Following the highpoint of the ballet class, the grand allegro, the ballet instructor moves on to the last exercise before the final reverence, the pique turns. The French term pique means “pricked.” From the name you can gather that it involves a snappy and accurate movement and that is so. The ballet class music will reflect that.
The turn uses a movement in which the strongly pointed toe of the lifted and extended leg sharply lowers to hit the floor then immediately rebounds upward. This quick and accurate movement requires a corresponding musical technique in the ballet class music to maximize the performance of the dancers.
The music will be a strict 2/4 or 3/4 meter with a quick tempo and a sharp and slightly exaggerated punch on the downbeat that corresponds to the step onto the straight leg. The pianist needs to create a rhythmic left hand pattern that is metronomic and a sparkly right hand activity with very accurately played smaller note values that always make it clear when the beats are coming by smart use of the chord progression. The music needs to be “dancie” and easy to follow and if someone were watching the class they should be tapping their foot in time because they can’t help it.

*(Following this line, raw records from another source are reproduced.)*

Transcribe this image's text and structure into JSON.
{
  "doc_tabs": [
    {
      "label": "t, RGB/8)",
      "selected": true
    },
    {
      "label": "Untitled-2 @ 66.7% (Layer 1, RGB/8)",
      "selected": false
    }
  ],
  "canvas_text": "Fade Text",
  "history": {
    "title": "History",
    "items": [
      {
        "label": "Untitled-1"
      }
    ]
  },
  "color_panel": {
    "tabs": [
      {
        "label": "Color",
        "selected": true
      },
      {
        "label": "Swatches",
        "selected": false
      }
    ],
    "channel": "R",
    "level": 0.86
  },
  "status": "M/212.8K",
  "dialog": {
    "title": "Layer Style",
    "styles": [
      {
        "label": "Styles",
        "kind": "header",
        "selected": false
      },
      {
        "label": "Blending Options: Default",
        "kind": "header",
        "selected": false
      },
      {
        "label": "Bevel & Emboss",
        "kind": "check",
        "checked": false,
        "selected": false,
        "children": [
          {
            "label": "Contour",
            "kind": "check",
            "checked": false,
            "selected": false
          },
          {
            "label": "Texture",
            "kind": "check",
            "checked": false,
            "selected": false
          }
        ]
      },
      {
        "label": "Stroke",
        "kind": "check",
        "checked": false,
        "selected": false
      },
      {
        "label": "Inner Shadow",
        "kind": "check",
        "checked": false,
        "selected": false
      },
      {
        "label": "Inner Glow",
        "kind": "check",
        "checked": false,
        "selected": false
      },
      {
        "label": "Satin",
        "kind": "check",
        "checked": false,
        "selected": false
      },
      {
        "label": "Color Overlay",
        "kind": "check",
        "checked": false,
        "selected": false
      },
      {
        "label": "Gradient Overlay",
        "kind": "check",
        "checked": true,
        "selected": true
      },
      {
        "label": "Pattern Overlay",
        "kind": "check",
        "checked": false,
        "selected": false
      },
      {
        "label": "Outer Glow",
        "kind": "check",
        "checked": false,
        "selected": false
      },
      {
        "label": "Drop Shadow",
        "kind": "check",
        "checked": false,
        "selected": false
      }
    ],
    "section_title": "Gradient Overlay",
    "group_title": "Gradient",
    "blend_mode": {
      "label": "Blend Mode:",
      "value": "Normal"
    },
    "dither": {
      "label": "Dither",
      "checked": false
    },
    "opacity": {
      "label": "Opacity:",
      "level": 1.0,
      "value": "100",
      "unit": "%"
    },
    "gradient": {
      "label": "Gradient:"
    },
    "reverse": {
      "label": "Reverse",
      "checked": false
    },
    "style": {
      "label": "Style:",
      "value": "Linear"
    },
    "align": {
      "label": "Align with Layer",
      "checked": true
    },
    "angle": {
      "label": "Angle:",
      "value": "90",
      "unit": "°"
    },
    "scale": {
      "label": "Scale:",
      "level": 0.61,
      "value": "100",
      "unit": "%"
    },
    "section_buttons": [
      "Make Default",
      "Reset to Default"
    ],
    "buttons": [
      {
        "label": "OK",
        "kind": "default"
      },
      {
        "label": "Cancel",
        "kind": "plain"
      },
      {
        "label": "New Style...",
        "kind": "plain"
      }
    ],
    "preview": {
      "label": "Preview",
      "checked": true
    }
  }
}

Though it appears when you watch pique turns that the dancers are doing a full 360 degree rotation, technically they aren’t. The rotation is actually between a half and three-quarter turn beginning when the working leg makes contact with the floor and ending when the working leg is replaced by the other leg in coupe. This partial rotation is extremely important because this keeps the dancers from spinning off the line of travel and allows them to recover from the rotation and stay on the diagonal.